I slowly open the door of my cabin and step outside on the front porch. The night is black, with only starlight shedding a subtle glow. I could cut the humid air outside with a knife. With the entire inside of my cabin lined in various kinds of wood, it stays fairly dry. The stark humid contrast to the outdoors is a sensory blast. The woods are dead still, and the constellation Orion is in the southern sky as it always is for my hunting in October. I stare up at it for a few moments and think. How awesome is my God.
As I began my northward walk to archery hunt, there is a faint setting crescent moon in the east but nary a hint of sunrise yet. The occasional rustle of popple leaves breaks the silence. They and the oaks are the only trees that still have leaves.
The leaves underfoot are silent with the damp heavy air. I decide to turn right back around and go back to the cabin to remove an underlayer of clothing since it is 65 degrees.

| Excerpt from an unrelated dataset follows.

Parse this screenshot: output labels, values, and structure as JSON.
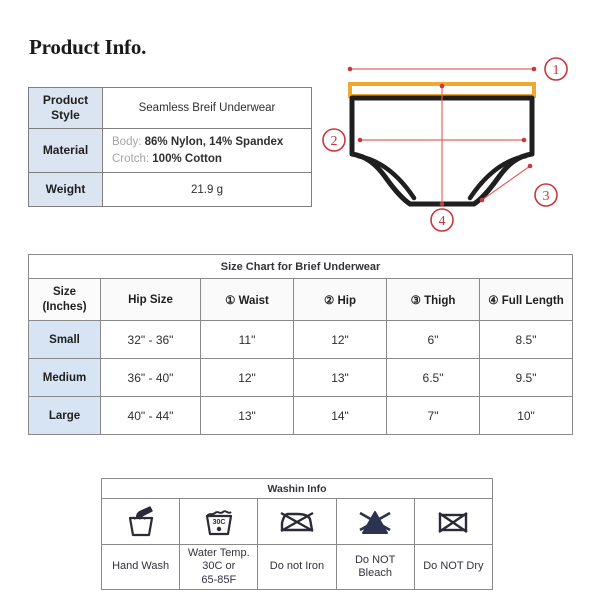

The walk northward is totally silent, but even so, I jump two deer who snort at me several times as I stand still listening. I have clicked off my green Stylus flashlight. The deer wait silently, wanting to hear my noise again so as to identify me, but I do not accommodate them. Soon they are walking again. As I stand here in the dark, I think again, How awesome is my God.
That encounter busted my chance of getting to and at sitting in the south food plot undetected, so I continue further to a new tree stand I just put up, nestled in a fallen oak tree on the north 40. It is more of a firearms seasons stand than an archery stand, but I want to test my various stands to see where and when deer are moving so when I have hunter guests I can put them in good spots.
I stand at the base of my tree in the dark and grab hold of the tree. I can smell the moist oak bark of the tree and the wet leaves around me as I inch up, step by step. Ascending in silence, I settle in and watch the sunrise. I lean my head back and close my eyes. How awesome is my God. the thought comes again.
There are no deer today, but plenty of squirrledge. By 9am it appears as though nothing is going to happen, so I still-hunt back to camp, taking one hour to creep slowly rather than the usual ten minutes the walk to camp would usually take. Besides flushing several grouse and sneaking up on a couple of squirrels, the trek back is uneventful. The air is uncharacteristically heavy for October and the sun is beginning to poke hazily through the horizon of soaring trees all around me. The forest floor last week was brilliant yellow and red with the fresh fallen leaves. Now it has aged to that amber monochrome of fall. I walk softly, like a bear, testing each step to avoid snapping a twig underfoot. I have an arrow nocked in the event I jump something worth shooting.
God's creation is a signature of how awesome He is. There is not a time I am out in it, that I am not stunned to appreciative silence of every nuance and smell of it. Every tiny detail, the magnificence of the heavens, the majesty of aged oaks, the gnarled roots of trees toppled by tornadoes, tiny orange mushrooms or a squirrel staring me down in uncertainly of what I am. There are times when I am led to simply fall to my knees in the middle of the woods with my arm upstretched to my Abba Father, in praise and thanks to Him for the privilege of partaking in His creation. Being an archery hunter means mostly being in this nature wonderland alone, but what better way to worship my Awesome God.
© November 2007